for mutant in combos[offset]:
if mutant == char:
if len(combos) == (offset+1):
# Last letter combo found
return True
else:
return find_mutated_string(offset+1, combos, search[i+1:])
# Didn't find mutant char in search string
return False

print(find_mutated_string(0, combos, search))


# bug

You don't reset the offset when there is a mismatch, so "123 easy as b(" also returns True. Just add:

    else:
offset = 0


# optional parameter offset

The caller of the function should not care about the offset if he wants to check whether a combination is part of the string. I would change the method signature to def find_mutated_string2(combos, search, offset=0). Then your user doesn't need to worry about this

# in

Python has the in statement.

    for mutant in combos[offset]:
if mutant == char:


but actually mean: if char in combos[offset]

Since in in a list traverses the list to look for a match, while set uses a lookup, defining the combos as sets helps here

combos = [{"@", "A", "a"}, {"8", "B", "b"}, {"(", "[", "c"}]

def find_mutated_string2(combos, search, offset=0):
for i, char in enumerate(search):
if char in combos[offset]:
if len(combos) == (offset + 1):
return True
else:
return find_mutated_string2(combos, search[i+1:], offset+1)
else:
offset = 0
return False


# match substring

You could write a helper function that takes a substring and checks whether this matches the combo's

def matches_combos(substring, combos):
return len(substring) == len(combos) and all(
char in combo for char, combo in zip(substring, combos)
)


This can be easily tested:

test_cases = {
"abc": True,
"Ab[": True,
"abd": False,
"ab": False,
"abcd": False,
}
result = matches_combos(substring, combos)


# recursion

If your string is long, you will run into the recursion limit.

for i in range(10000):
try:
_ = find_mutated_string2(combos, "a"*i)
except RecursionError:
print(f"fails for string length: {i}")
break

fails for string length: 5921


for a recursionlimit of 3000

You can easily rewrite this proble iteratively

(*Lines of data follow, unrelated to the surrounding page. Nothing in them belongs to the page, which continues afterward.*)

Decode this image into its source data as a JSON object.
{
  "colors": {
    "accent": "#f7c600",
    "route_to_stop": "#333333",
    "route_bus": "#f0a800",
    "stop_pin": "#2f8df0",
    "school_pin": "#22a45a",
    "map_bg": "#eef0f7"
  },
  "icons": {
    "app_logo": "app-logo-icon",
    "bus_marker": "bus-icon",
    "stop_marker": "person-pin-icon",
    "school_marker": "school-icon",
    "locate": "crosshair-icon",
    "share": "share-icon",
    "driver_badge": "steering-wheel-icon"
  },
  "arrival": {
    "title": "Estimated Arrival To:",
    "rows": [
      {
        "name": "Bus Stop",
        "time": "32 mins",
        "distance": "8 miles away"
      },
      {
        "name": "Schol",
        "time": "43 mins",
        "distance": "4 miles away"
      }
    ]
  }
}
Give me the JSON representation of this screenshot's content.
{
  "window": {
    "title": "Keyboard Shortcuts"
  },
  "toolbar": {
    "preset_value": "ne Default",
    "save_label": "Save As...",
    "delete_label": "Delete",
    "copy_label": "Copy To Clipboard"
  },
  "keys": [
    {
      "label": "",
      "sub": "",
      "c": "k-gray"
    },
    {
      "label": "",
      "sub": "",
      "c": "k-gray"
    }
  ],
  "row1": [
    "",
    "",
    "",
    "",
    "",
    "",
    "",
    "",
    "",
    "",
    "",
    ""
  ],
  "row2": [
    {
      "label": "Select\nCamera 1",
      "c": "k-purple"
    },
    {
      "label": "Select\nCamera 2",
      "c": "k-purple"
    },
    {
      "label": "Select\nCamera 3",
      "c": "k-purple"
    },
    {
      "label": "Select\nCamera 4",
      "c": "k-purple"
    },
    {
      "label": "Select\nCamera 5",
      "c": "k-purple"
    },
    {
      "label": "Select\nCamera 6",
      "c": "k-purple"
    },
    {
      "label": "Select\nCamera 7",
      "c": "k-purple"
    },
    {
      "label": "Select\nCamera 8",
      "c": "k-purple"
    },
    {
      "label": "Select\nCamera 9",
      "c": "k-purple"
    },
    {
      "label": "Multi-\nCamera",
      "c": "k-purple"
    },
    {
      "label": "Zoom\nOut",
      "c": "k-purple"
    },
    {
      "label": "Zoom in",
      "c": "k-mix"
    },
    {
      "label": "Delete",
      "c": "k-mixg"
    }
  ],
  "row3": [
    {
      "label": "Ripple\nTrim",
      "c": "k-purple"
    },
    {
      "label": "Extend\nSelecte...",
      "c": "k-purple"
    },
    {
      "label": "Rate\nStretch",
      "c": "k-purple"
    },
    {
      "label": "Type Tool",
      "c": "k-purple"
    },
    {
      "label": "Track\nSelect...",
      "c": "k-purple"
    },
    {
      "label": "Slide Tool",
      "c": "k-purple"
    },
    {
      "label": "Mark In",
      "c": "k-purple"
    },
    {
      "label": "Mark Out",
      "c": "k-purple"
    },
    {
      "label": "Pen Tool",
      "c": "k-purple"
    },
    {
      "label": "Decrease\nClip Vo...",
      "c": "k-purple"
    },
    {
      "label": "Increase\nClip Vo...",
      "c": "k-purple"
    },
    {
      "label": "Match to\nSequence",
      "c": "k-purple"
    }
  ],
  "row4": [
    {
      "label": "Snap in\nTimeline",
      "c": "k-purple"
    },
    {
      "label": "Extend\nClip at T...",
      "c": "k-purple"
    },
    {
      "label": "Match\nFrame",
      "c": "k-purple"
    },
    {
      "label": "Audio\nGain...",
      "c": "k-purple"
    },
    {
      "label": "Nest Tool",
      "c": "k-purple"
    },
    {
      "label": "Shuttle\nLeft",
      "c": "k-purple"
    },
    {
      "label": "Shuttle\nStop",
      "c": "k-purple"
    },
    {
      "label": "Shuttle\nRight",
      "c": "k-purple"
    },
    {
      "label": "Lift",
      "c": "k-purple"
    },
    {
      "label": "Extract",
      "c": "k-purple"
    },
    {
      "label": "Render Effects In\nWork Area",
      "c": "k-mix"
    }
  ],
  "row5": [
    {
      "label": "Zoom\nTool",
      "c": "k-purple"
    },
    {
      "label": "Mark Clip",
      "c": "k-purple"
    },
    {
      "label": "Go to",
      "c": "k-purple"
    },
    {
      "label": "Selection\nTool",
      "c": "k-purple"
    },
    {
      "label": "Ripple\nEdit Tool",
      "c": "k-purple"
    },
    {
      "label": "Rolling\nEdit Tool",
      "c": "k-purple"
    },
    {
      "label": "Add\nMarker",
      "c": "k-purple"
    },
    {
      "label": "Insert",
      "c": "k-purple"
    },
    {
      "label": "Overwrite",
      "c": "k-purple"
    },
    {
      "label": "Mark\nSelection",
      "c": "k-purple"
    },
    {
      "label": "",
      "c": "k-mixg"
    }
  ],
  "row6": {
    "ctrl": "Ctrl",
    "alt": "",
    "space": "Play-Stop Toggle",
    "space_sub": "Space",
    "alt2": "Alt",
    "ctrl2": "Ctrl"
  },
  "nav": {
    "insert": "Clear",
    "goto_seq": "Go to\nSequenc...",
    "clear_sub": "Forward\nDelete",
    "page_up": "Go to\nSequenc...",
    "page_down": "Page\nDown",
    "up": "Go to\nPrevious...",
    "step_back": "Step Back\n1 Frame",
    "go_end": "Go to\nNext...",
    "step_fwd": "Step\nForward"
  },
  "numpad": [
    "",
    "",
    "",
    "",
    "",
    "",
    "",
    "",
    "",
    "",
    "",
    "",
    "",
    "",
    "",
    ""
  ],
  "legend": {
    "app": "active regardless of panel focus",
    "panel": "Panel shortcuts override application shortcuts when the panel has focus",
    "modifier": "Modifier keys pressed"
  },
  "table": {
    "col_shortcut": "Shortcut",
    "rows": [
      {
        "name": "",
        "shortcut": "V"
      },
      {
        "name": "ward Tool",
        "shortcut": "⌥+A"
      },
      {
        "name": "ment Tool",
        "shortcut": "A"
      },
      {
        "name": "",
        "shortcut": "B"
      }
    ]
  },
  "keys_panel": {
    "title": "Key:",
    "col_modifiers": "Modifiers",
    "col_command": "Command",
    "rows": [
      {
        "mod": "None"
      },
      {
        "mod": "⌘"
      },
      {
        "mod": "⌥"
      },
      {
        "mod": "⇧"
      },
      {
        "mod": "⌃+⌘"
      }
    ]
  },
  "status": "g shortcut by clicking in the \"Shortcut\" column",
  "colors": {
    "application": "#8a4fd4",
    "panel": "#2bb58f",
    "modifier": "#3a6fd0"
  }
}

def find_mutated_string3(combos, search):
if len(search) < len(combos):
return False
for i in range(len(search) - 2):
substring = search[i : i + len(combos)]
if matches_combos(substring, combos):
return True

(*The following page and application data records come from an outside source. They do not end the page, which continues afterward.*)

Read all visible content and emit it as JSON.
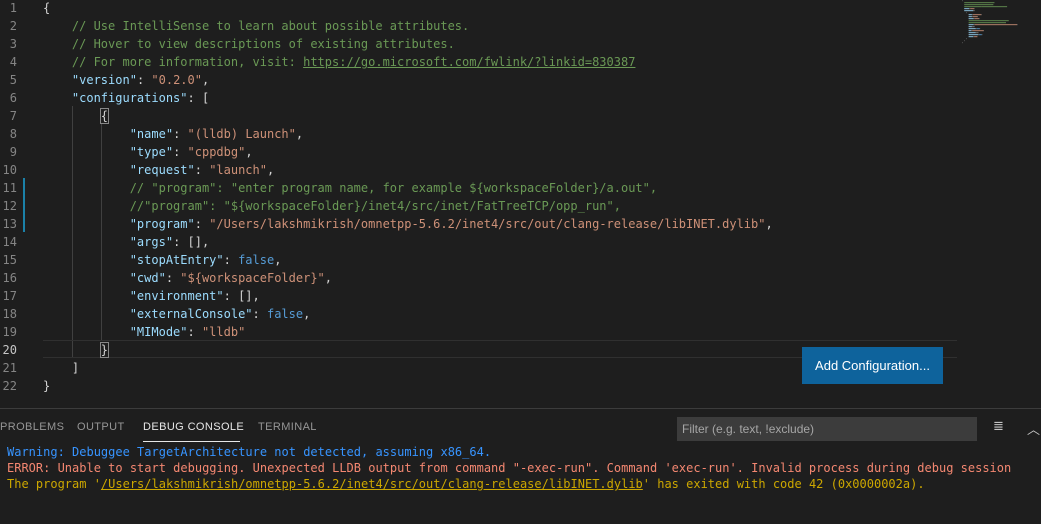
{
  "editor": {
    "current_line": 20,
    "lines": [
      {
        "n": "1",
        "t": [
          [
            "p",
            "{"
          ]
        ]
      },
      {
        "n": "2",
        "t": [
          [
            "p",
            "    "
          ],
          [
            "com",
            "// Use IntelliSense to learn about possible attributes."
          ]
        ]
      },
      {
        "n": "3",
        "t": [
          [
            "p",
            "    "
          ],
          [
            "com",
            "// Hover to view descriptions of existing attributes."
          ]
        ]
      },
      {
        "n": "4",
        "t": [
          [
            "p",
            "    "
          ],
          [
            "com",
            "// For more information, visit: "
          ],
          [
            "link",
            "https://go.microsoft.com/fwlink/?linkid=830387"
          ]
        ]
      },
      {
        "n": "5",
        "t": [
          [
            "p",
            "    "
          ],
          [
            "key",
            "\"version\""
          ],
          [
            "p",
            ": "
          ],
          [
            "str",
            "\"0.2.0\""
          ],
          [
            "p",
            ","
          ]
        ]
      },
      {
        "n": "6",
        "t": [
          [
            "p",
            "    "
          ],
          [
            "key",
            "\"configurations\""
          ],
          [
            "p",
            ": ["
          ]
        ]
      },
      {
        "n": "7",
        "t": [
          [
            "p",
            "        "
          ],
          [
            "p",
            "{"
          ]
        ]
      },
      {
        "n": "8",
        "t": [
          [
            "p",
            "            "
          ],
          [
            "key",
            "\"name\""
          ],
          [
            "p",
            ": "
          ],
          [
            "str",
            "\"(lldb) Launch\""
          ],
          [
            "p",
            ","
          ]
        ]
      },
      {
        "n": "9",
        "t": [
          [
            "p",
            "            "
          ],
          [
            "key",
            "\"type\""
          ],
          [
            "p",
            ": "
          ],
          [
            "str",
            "\"cppdbg\""
          ],
          [
            "p",
            ","
          ]
        ]
      },
      {
        "n": "10",
        "t": [
          [
            "p",
            "            "
          ],
          [
            "key",
            "\"request\""
          ],
          [
            "p",
            ": "
          ],
          [
            "str",
            "\"launch\""
          ],
          [
            "p",
            ","
          ]
        ]
      },
      {
        "n": "11",
        "t": [
          [
            "p",
            "            "
          ],
          [
            "com",
            "// \"program\": \"enter program name, for example ${workspaceFolder}/a.out\","
          ]
        ]
      },
      {
        "n": "12",
        "t": [
          [
            "p",
            "            "
          ],
          [
            "com",
            "//\"program\": \"${workspaceFolder}/inet4/src/inet/FatTreeTCP/opp_run\","
          ]
        ]
      },
      {
        "n": "13",
        "t": [
          [
            "p",
            "            "
          ],
          [
            "key",
            "\"program\""
          ],
          [
            "p",
            ": "
          ],
          [
            "str",
            "\"/Users/lakshmikrish/omnetpp-5.6.2/inet4/src/out/clang-release/libINET.dylib\""
          ],
          [
            "p",
            ","
          ]
        ]
      },
      {
        "n": "14",
        "t": [
          [
            "p",
            "            "
          ],
          [
            "key",
            "\"args\""
          ],
          [
            "p",
            ": [],"
          ]
        ]
      },
      {
        "n": "15",
        "t": [
          [
            "p",
            "            "
          ],
          [
            "key",
            "\"stopAtEntry\""
          ],
          [
            "p",
            ": "
          ],
          [
            "kw",
            "false"
          ],
          [
            "p",
            ","
          ]
        ]
      },
      {
        "n": "16",
        "t": [
          [
            "p",
            "            "
          ],
          [
            "key",
            "\"cwd\""
          ],
          [
            "p",
            ": "
          ],
          [
            "str",
            "\"${workspaceFolder}\""
          ],
          [
            "p",
            ","
          ]
        ]
      },
      {
        "n": "17",
        "t": [
          [
            "p",
            "            "
          ],
          [
            "key",
            "\"environment\""
          ],
          [
            "p",
            ": [],"
          ]
        ]
      },
      {
        "n": "18",
        "t": [
          [
            "p",
            "            "
          ],
          [
            "key",
            "\"externalConsole\""
          ],
          [
            "p",
            ": "
          ],
          [
            "kw",
            "false"
          ],
          [
            "p",
            ","
          ]
        ]
      },
      {
        "n": "19",
        "t": [
          [
            "p",
            "            "
          ],
          [
            "key",
            "\"MIMode\""
          ],
          [
            "p",
            ": "
          ],
          [
            "str",
            "\"lldb\""
          ]
        ]
      },
      {
        "n": "20",
        "t": [
          [
            "p",
            "        "
          ],
          [
            "p",
            "}"
          ]
        ]
      },
      {
        "n": "21",
        "t": [
          [
            "p",
            "    "
          ],
          [
            "p",
            "]"
          ]
        ]
      },
      {
        "n": "22",
        "t": [
          [
            "p",
            "}"
          ]
        ]
      }
    ]
  },
  "add_configuration_label": "Add Configuration...",
  "panel": {
    "tabs": [
      "PROBLEMS",
      "OUTPUT",
      "DEBUG CONSOLE",
      "TERMINAL"
    ],
    "active_tab": "DEBUG CONSOLE",
    "filter_placeholder": "Filter (e.g. text, !exclude)",
    "icons": [
      "clear-console-icon",
      "chevron-up-icon"
    ],
    "output": {
      "warning": "Warning: Debuggee TargetArchitecture not detected, assuming x86_64.",
      "error": "ERROR: Unable to start debugging. Unexpected LLDB output from command \"-exec-run\". Command 'exec-run'. Invalid process during debug session",
      "exit_prefix": "The program '",
      "exit_path": "/Users/lakshmikrish/omnetpp-5.6.2/inet4/src/out/clang-release/libINET.dylib",
      "exit_suffix": "' has exited with code 42 (0x0000002a)."
    }
  },
  "colors": {
    "key": "#9cdcfe",
    "string": "#ce9178",
    "keyword": "#569cd6",
    "comment": "#6a9955",
    "button": "#0e639c",
    "warning": "#3794ff",
    "error": "#f48771",
    "info": "#cca700"
  }
}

or using any

def find_mutated_string4(combos, search):
if len(search) < len(combos):
return False
return any(
matches_combos(search[i : i + len(combos)], combos)
for i in range(len(search) - 2)
)

• Thanks a bunch! How likely am I to hit the recursion limit? I guess the search string must be at least 998 characters or so for this to happen? May 8, 2019 at 16:01